Two men watch as a third operates a drill in an earthen pit.

UPDATE: JAN-MAR 2021 Programme for Appropriate Low-cost Urban Sanitation


Implemented in partnership with UNICEF and the Namibian Chamber of Environment (NCE), and with current financial support from the European Union, this programme is now being implemented in the informal settlements of 8 towns across Namibia: Windhoek, Swakopmund, Karibib, Otjiwarongo, Oshakati, Opuwo, Oniipa and Katima Mulilo.

CLTS is a government-supported approach to improve sanitation in urban and rural areas, and explicitly mentioned in the Harambee Prosperity Plan 2.

CLTS focuses on two key intervention areas:

  1. Motivate citizens to improve hygienic behaviour and to build toilets.
  2. Provide guidance for toilet construction.

The aim is to turn areas and towns open defecation free (ODF).


Two informal settlement areas in Windhoek, in the constituencies of Moses Garoeb and Samora Machel, have worked with the programme since 2019 and recently reached the point of ODF. An inspection of the relevant government committee in March 2021 concluded that the areas had met the criteria to be certified. Click on the following link for a short video of the visit:

Until recently, the two large areas have been full of open faeces, litter and pervasive bad smells. Both settlements look completely different today:
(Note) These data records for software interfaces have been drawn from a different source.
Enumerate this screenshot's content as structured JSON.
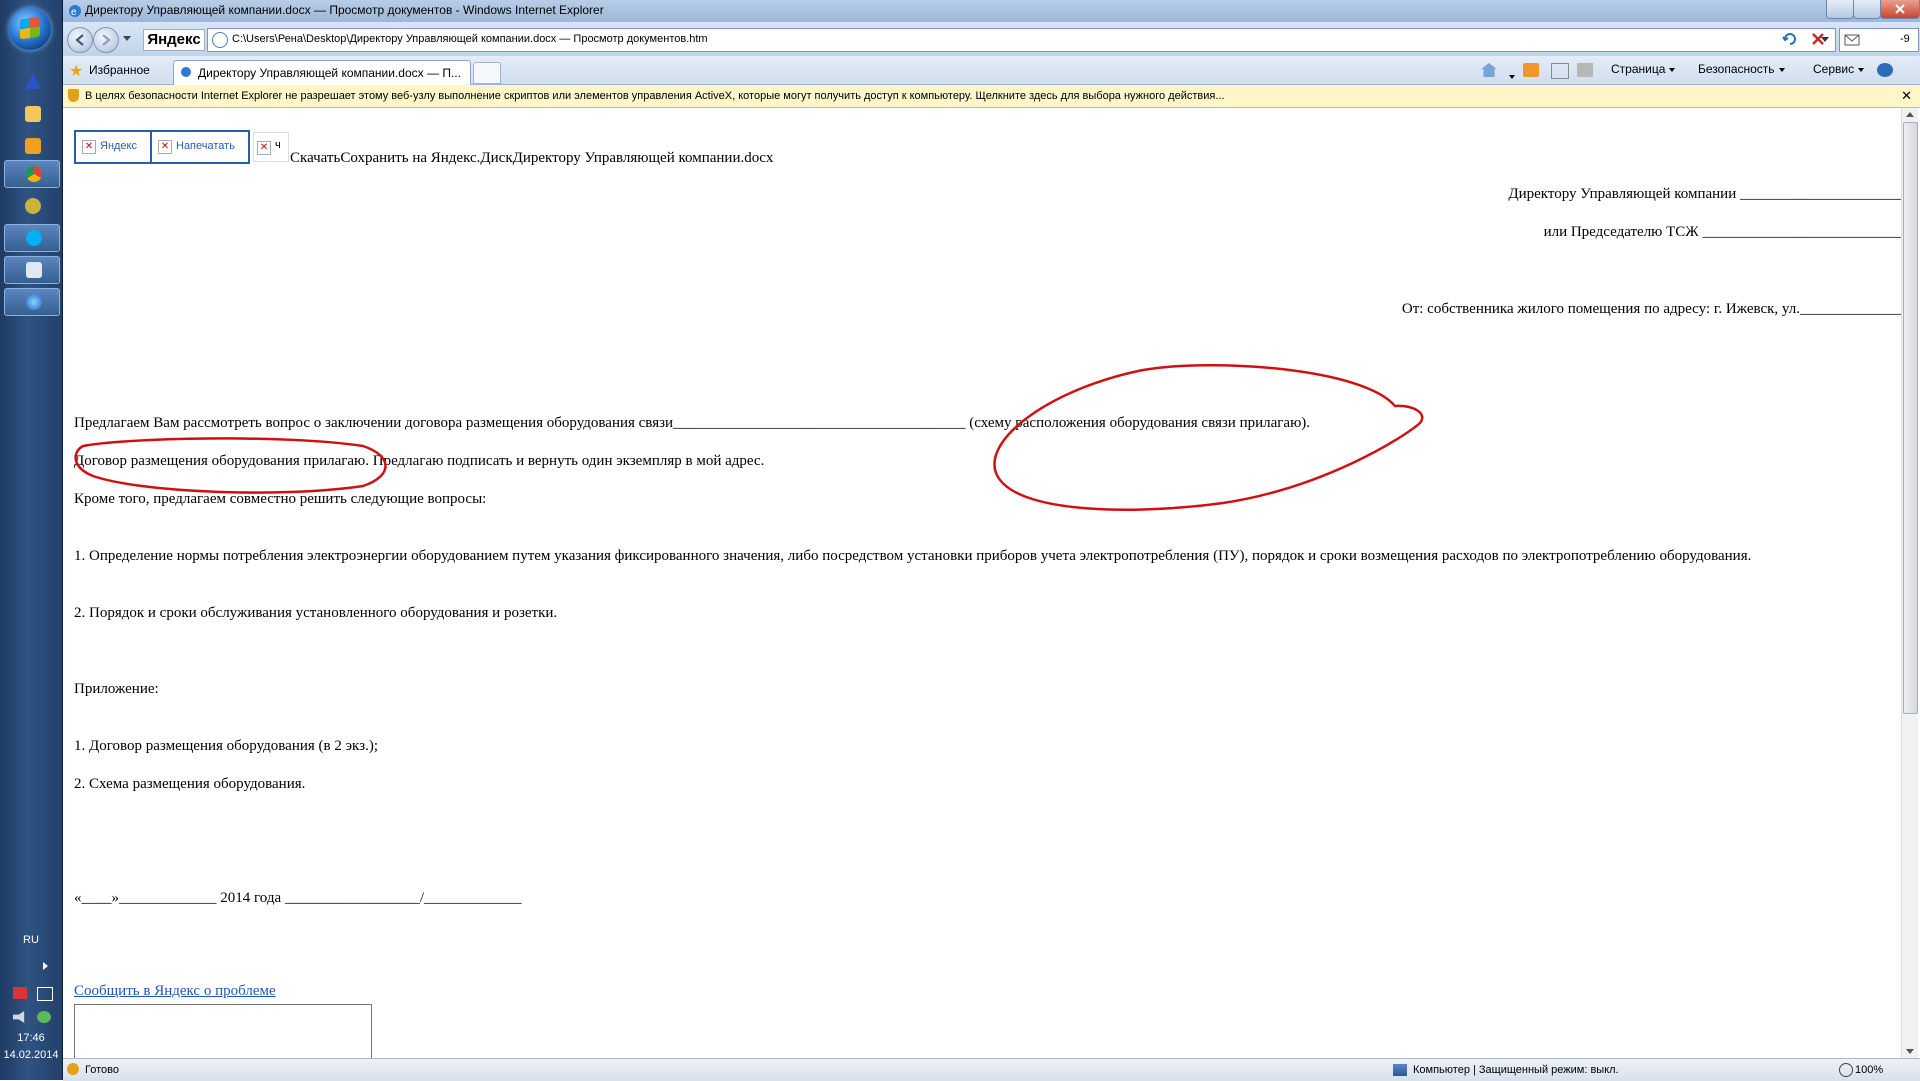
{
  "window": {
    "title": "Директору Управляющей компании.docx — Просмотр документов - Windows Internet Explorer"
  },
  "navbar": {
    "logo_text": "Яндекс",
    "address": "C:\\Users\\Рена\\Desktop\\Директору Управляющей компании.docx — Просмотр документов.htm",
    "search_hint": "-9"
  },
  "tabs": {
    "favorites_label": "Избранное",
    "active_tab_label": "Директору Управляющей компании.docx — П...",
    "commands": {
      "page": "Страница",
      "safety": "Безопасность",
      "tools": "Сервис"
    }
  },
  "infobar": {
    "text": "В целях безопасности Internet Explorer не разрешает этому веб-узлу выполнение скриптов или элементов управления ActiveX, которые могут получить доступ к компьютеру. Щелкните здесь для выбора нужного действия..."
  },
  "doc": {
    "button_yandex": "Яндекс",
    "button_print": "Напечатать",
    "button_extra": "ч",
    "toolbar_text": "СкачатьСохранить на Яндекс.ДискДиректору Управляющей компании.docx",
    "addressee_1": "Директору Управляющей компании ______________________",
    "addressee_2": "или Председателю ТСЖ ___________________________",
    "from_line": "От: собственника жилого помещения по адресу: г. Ижевск, ул.______________",
    "para_1": "Предлагаем Вам рассмотреть вопрос о заключении договора размещения оборудования связи_______________________________________ (схему расположения оборудования связи прилагаю).",
    "para_2": "Договор размещения оборудования прилагаю. Предлагаю подписать и вернуть один экземпляр в мой адрес.",
    "para_3": "Кроме того, предлагаем совместно решить следующие вопросы:",
    "item_1": "1. Определение нормы потребления электроэнергии оборудованием путем указания фиксированного значения, либо посредством установки приборов учета электропотребления (ПУ), порядок и сроки возмещения расходов по электропотреблению оборудования.",
    "item_2": "2. Порядок и сроки обслуживания установленного оборудования и розетки.",
    "appendix_title": "Приложение:",
    "appendix_1": "1. Договор размещения оборудования (в 2 экз.);",
    "appendix_2": "2. Схема размещения оборудования.",
    "signature_line": "«____»_____________ 2014 года __________________/_____________",
    "report_link": "Сообщить в Яндекс о проблеме"
  },
  "statusbar": {
    "status": "Готово",
    "zone": "Компьютер | Защищенный режим: выкл.",
    "zoom": "100%"
  },
  "taskbar": {
    "language": "RU",
    "time": "17:46",
    "date": "14.02.2014"
  },
  "colors": {
    "annotation_ink": "#d01010",
    "link": "#1f56b9",
    "button_border": "#2a5db0",
    "infobar_bg": "#fdf6c9"
  }
}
  1. There are no visible faeces: residents either built their own toilets or are using a public toilet, built by the programme, with a care taker that charges a small access fee.
  2. There is no litter: the area is free of litter, with residents collecting solid waste in black plastic bags and depositing the bags at the local dumpsite.

Web-GIS Portal

See following website for GIS mapping of volunteer house visits, toilets constructed by residents, and project sanitation centres:


The network of trained volunteers is the programme’s biggest asset. House-to-house visits are a crucial component of an effective and safe communication campaign in informal settlements. Due to the circulation of misinformation and sometimes limited access to mainstream media, the personal contact of volunteers and residents is important to raise awareness and positively influence hygiene behaviour.


DWN has invested in small sanitation businesses to accelerate CLTS and support informal settlement residents. DWN purchased two jackhammers and generators that are lent upon contract to individuals who are hired to dig pits and build toilets for community members. The operators pay for fuel, transport, labour and maintenance, and keep the profits as their own income. Also, demonstration toilets have been converted to communal toilets that residents pay a small fee to use. These toilets provide a business opportunity for caretakers, who sell refuse bags, soap and sundry articles in addition to earning the fee.

Two men watch as a third operates a drill in an earthen pit.


The programme will be most successful when implemented on a national scale, yet more resources and alignment among government, local authorities and international donors are needed. Equally important is a sense of urgency, to facilitate rapid roll-out. Similar programmes have been implemented in bigger countries with great success. There is therefore no reason to doubt that with the necessary commitment, Namibia’s informal settlements can become largely open defecation fee over the coming 5-10 years.